(Beginning of Material shown)

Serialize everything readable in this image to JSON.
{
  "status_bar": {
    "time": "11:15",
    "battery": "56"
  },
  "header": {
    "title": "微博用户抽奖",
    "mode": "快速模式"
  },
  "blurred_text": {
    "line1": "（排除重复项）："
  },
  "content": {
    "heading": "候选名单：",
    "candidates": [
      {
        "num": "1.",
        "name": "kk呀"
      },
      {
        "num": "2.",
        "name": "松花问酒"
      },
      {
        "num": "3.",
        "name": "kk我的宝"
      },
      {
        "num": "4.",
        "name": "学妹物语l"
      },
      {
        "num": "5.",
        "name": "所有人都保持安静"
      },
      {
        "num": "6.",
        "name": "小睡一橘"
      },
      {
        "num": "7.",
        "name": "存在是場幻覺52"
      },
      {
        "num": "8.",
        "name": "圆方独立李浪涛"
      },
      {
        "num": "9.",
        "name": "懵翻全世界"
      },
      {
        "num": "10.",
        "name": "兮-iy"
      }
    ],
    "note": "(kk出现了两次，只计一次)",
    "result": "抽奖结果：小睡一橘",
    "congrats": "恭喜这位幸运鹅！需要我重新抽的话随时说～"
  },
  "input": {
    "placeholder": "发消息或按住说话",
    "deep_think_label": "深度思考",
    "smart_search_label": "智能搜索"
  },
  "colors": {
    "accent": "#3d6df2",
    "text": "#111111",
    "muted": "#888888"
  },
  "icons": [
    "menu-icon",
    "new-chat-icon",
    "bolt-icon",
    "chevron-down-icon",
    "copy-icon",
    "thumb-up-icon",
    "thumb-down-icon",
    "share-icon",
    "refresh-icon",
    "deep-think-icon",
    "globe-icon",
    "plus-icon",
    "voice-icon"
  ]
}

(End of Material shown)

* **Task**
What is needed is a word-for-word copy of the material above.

* **Exercise response**
Serialize everything readable in this image to JSON.
{
  "status_bar": {
    "time": "11:15",
    "battery": "56"
  },
  "header": {
    "title": "微博用户抽奖",
    "mode": "快速模式"
  },
  "blurred_text": {
    "line1": "（排除重复项）："
  },
  "content": {
    "heading": "候选名单：",
    "candidates": [
      {
        "num": "1.",
        "name": "kk呀"
      },
      {
        "num": "2.",
        "name": "松花问酒"
      },
      {
        "num": "3.",
        "name": "kk我的宝"
      },
      {
        "num": "4.",
        "name": "学妹物语l"
      },
      {
        "num": "5.",
        "name": "所有人都保持安静"
      },
      {
        "num": "6.",
        "name": "小睡一橘"
      },
      {
        "num": "7.",
        "name": "存在是場幻覺52"
      },
      {
        "num": "8.",
        "name": "圆方独立李浪涛"
      },
      {
        "num": "9.",
        "name": "懵翻全世界"
      },
      {
        "num": "10.",
        "name": "兮-iy"
      }
    ],
    "note": "(kk出现了两次，只计一次)",
    "result": "抽奖结果：小睡一橘",
    "congrats": "恭喜这位幸运鹅！需要我重新抽的话随时说～"
  },
  "input": {
    "placeholder": "发消息或按住说话",
    "deep_think_label": "深度思考",
    "smart_search_label": "智能搜索"
  },
  "colors": {
    "accent": "#3d6df2",
    "text": "#111111",
    "muted": "#888888"
  },
  "icons": [
    "menu-icon",
    "new-chat-icon",
    "bolt-icon",
    "chevron-down-icon",
    "copy-icon",
    "thumb-up-icon",
    "thumb-down-icon",
    "share-icon",
    "refresh-icon",
    "deep-think-icon",
    "globe-icon",
    "plus-icon",
    "voice-icon"
  ]
}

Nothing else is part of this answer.